Pocasset and Mashpee history Buffalo said that the Pocasset tribe — which has held reservation lands in Fall River since colonial times but is not federally recognized, although it has an application in — has true claim to origins in southeastern Massachusetts, while the Mashpees were a “conglomeration” of Native Americans that came together to Cape Cod from all over after King Philip’s War from areas that may have included Taunton, among many other places like Fall River and Maine.
“They never had political or social connection to the Taunton area except for some members (who) came from there,” Buffalo said. “The Cromwell administration doesn’t have a clue.”
Lesley Rich, an attorney for the Pocasset, said the Mashpee Wampanoag’s logic can be compared to a statement that “the Irish came to the U.S. from Ireland, therefore the U.S. now owns Ireland.”
When asked about the Aquinnahs, Buffalo said they gave up their sovereignty in a deal that led to federal recognition in the 1980s. The Aquinnah Tribe declined to comment on the Pocasset’s claims, but have previously said they did not give up their sovereignty.

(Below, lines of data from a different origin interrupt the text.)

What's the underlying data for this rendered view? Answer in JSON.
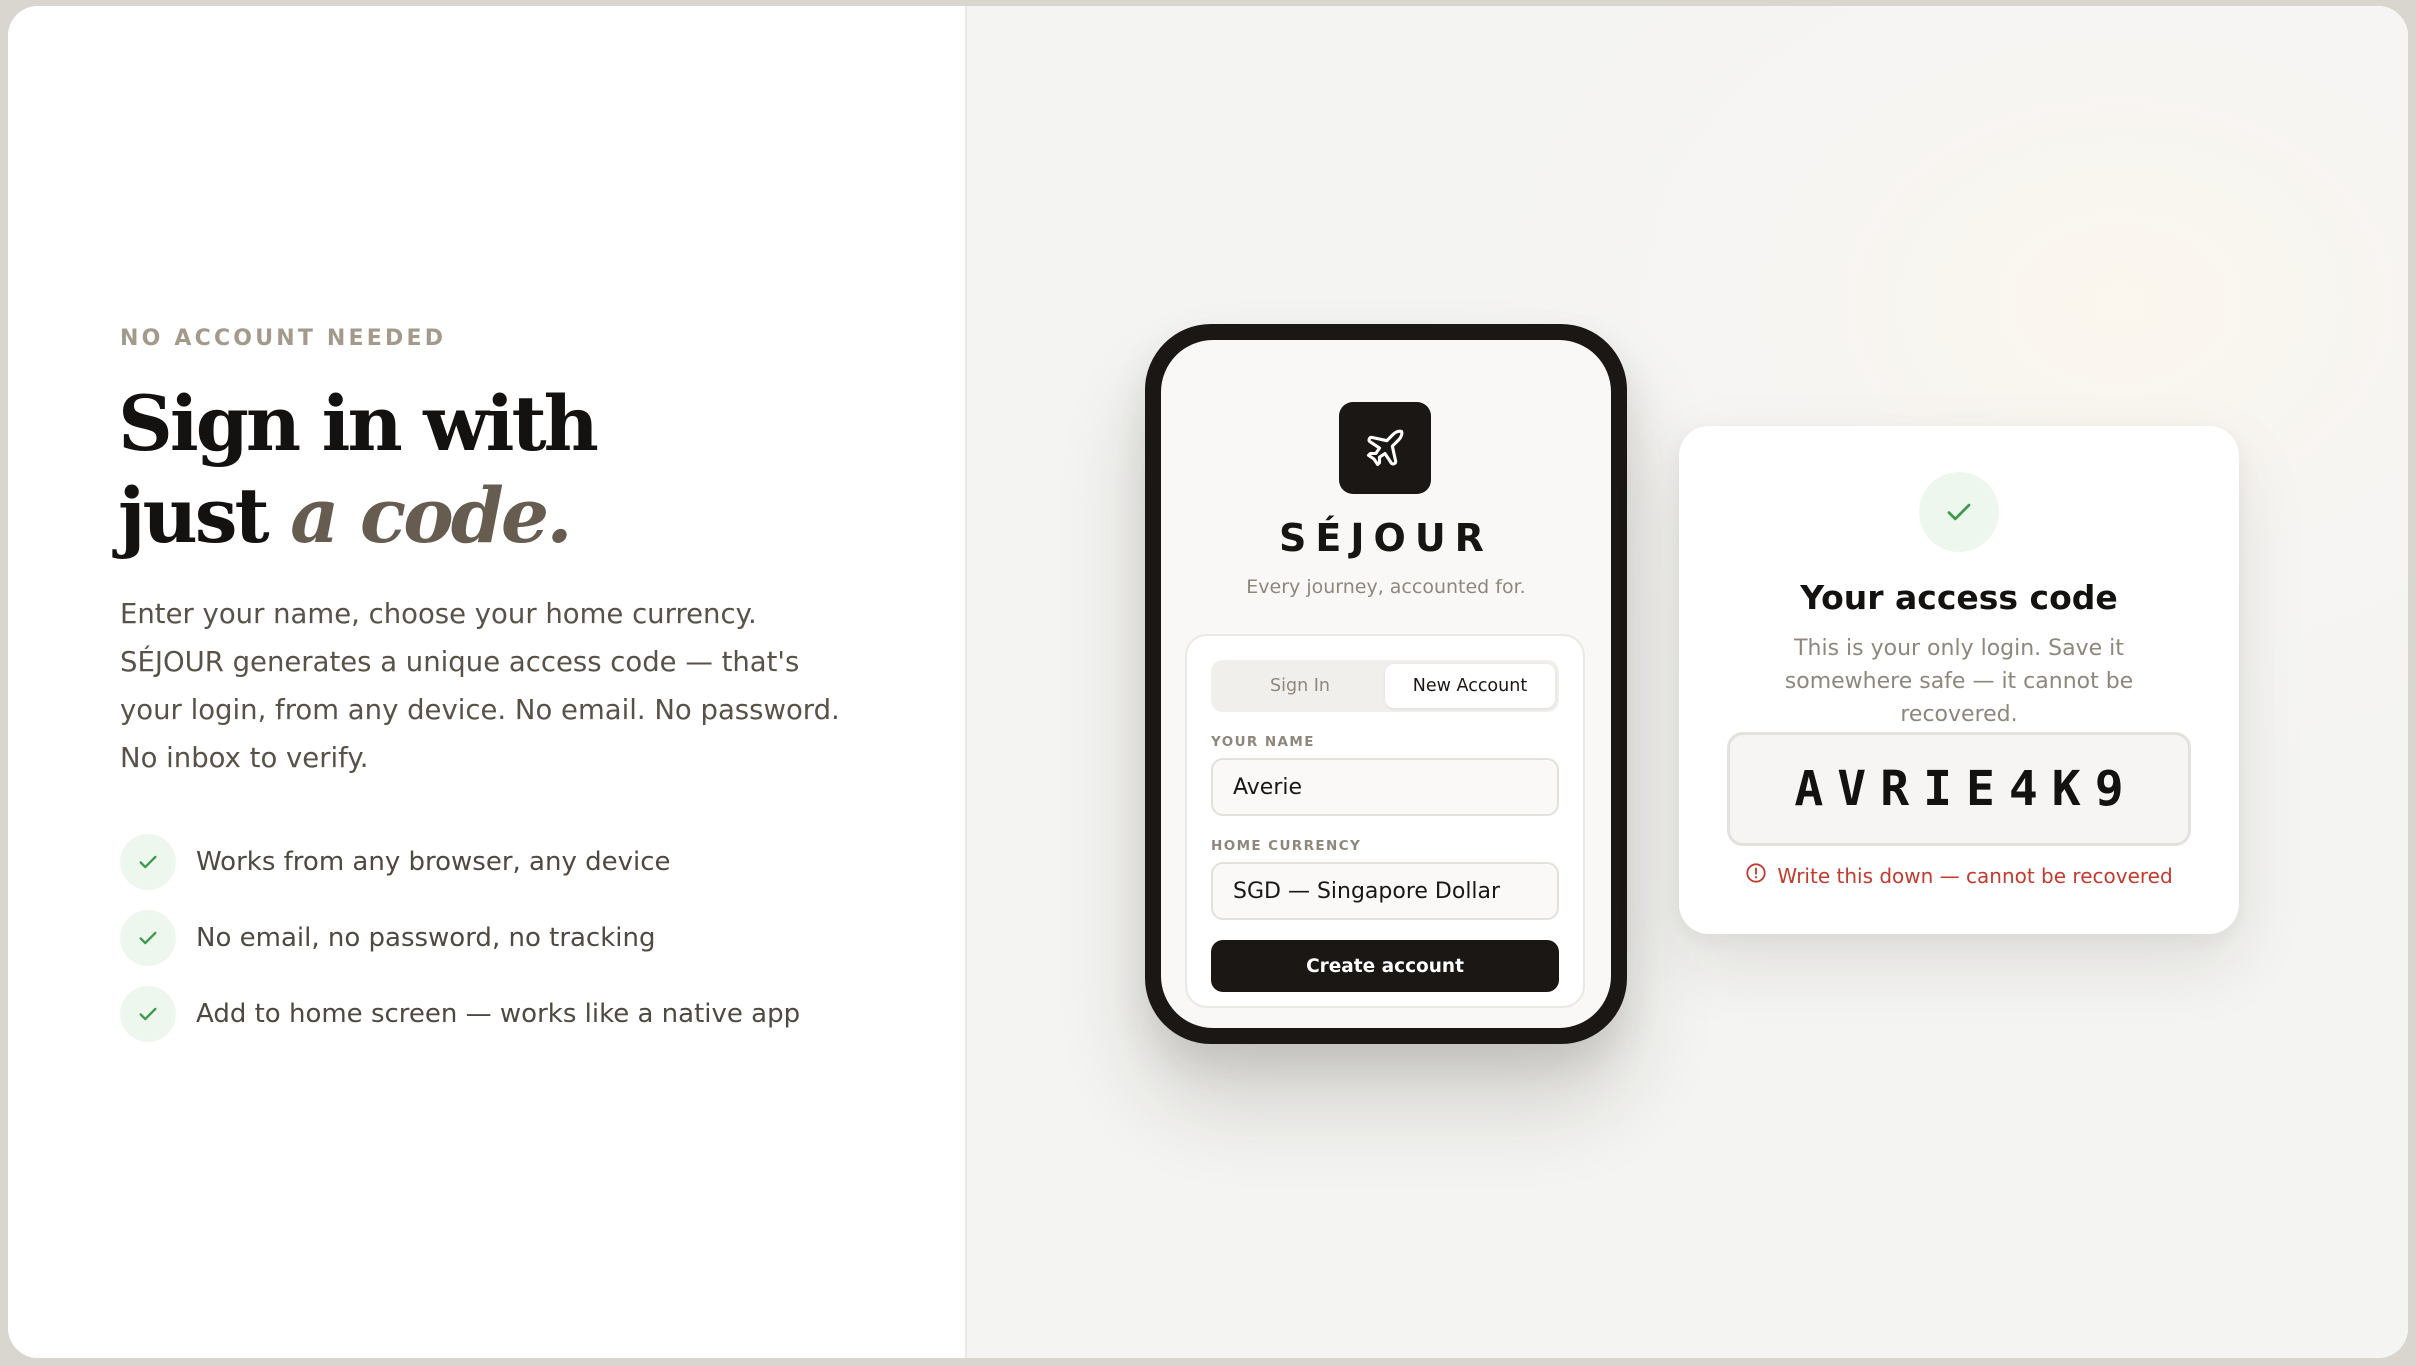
{
  "left": {
    "eyebrow": "NO ACCOUNT NEEDED",
    "headline_line1": "Sign in with",
    "headline_line2_plain": "just ",
    "headline_line2_accent": "a code.",
    "lead": "Enter your name, choose your home currency. SÉJOUR generates a unique access code — that's your login, from any device. No email. No password. No inbox to verify.",
    "features": [
      "Works from any browser, any device",
      "No email, no password, no tracking",
      "Add to home screen — works like a native app"
    ]
  },
  "phone": {
    "icon": "airplane-icon",
    "brand": "SÉJOUR",
    "tagline": "Every journey, accounted for.",
    "tabs": [
      "Sign In",
      "New Account"
    ],
    "active_tab": "New Account",
    "name_label": "YOUR NAME",
    "name_value": "Averie",
    "currency_label": "HOME CURRENCY",
    "currency_value": "SGD — Singapore Dollar",
    "create_label": "Create account"
  },
  "code_card": {
    "icon": "check-icon",
    "title": "Your access code",
    "description": "This is your only login. Save it somewhere safe — it cannot be recovered.",
    "code": "AVRIE4K9",
    "warning_icon": "alert-circle-icon",
    "warning": "Write this down — cannot be recovered"
  },
  "colors": {
    "accent_text": "#675c50",
    "ink": "#1a1714",
    "check_green": "#3d9a4f",
    "check_bg": "#eef7ee",
    "warning_red": "#c43a2f"
  }
}
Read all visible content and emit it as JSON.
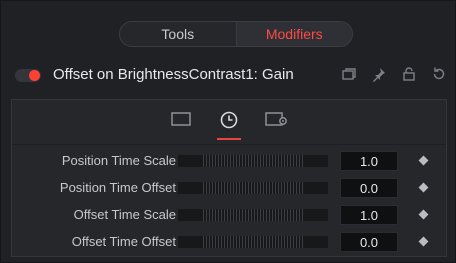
{
  "tabs": {
    "tools": "Tools",
    "modifiers": "Modifiers"
  },
  "header": {
    "title": "Offset on BrightnessContrast1: Gain",
    "toggle_color": "#ff4035"
  },
  "header_icons": [
    "copy-icon",
    "pin-icon",
    "lock-icon",
    "reset-icon"
  ],
  "sub_tabs": [
    "frame-icon",
    "clock-icon",
    "settings-icon"
  ],
  "rows": [
    {
      "label": "Position Time Scale",
      "value": "1.0"
    },
    {
      "label": "Position Time Offset",
      "value": "0.0"
    },
    {
      "label": "Offset Time Scale",
      "value": "1.0"
    },
    {
      "label": "Offset Time Offset",
      "value": "0.0"
    }
  ],
  "colors": {
    "accent": "#ff4a45",
    "background": "#202124"
  }
}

While he didn’t feel that the Aquinnahs would qualify under the law, Buffalo criticized the Massachusetts gaming legislation. Specifically, Buffalo said the law only allows a casino for a federally recognized tribe, and that the Massachusetts Gaming Commission is composed of all white men — and no Native Americans or minorities.
“Just because you are a federally recognized tribe doesn’t give you a special wand giving you the ability to do things right,” Buffalo said. “We get along good with the Mashpee, and they are friends ... but we need to come together for a common cause.”
By the law In order for the Mashpee Tribe to build a casino in Taunton, the law requires that the federal Bureau of Indian Affairs first take land into trust on behalf of the tribe, converting the land into sovereign Indian territory. But the tribe is required to show the BIA that it has historical connections to the land to receive approval.
In March, former U.S. Rep. Richard Pombo, a California Republican, wrote Gov. Deval Patrick informing him that a land trust dispute like the one the Pocasset are making would likely create a legal roadblock for a tribe to get approval from the BIA. Pombo, who oversaw tribal issues as the chair of the U.S. House Committee on Natural Resources, recommended the idea of a consortium of Massachusetts tribes jointly operating a casino in the state.
The Mashpee and the Aquinnah, however, appeared to be opposed to the consortium idea. On the other hand, Buffalo said the two tribes make up less than 25 percent of the Native Americans in the state.
“The Mashpee and the Aquinnah are a minority of Native Americans in the commonwealth,” Buffalo said.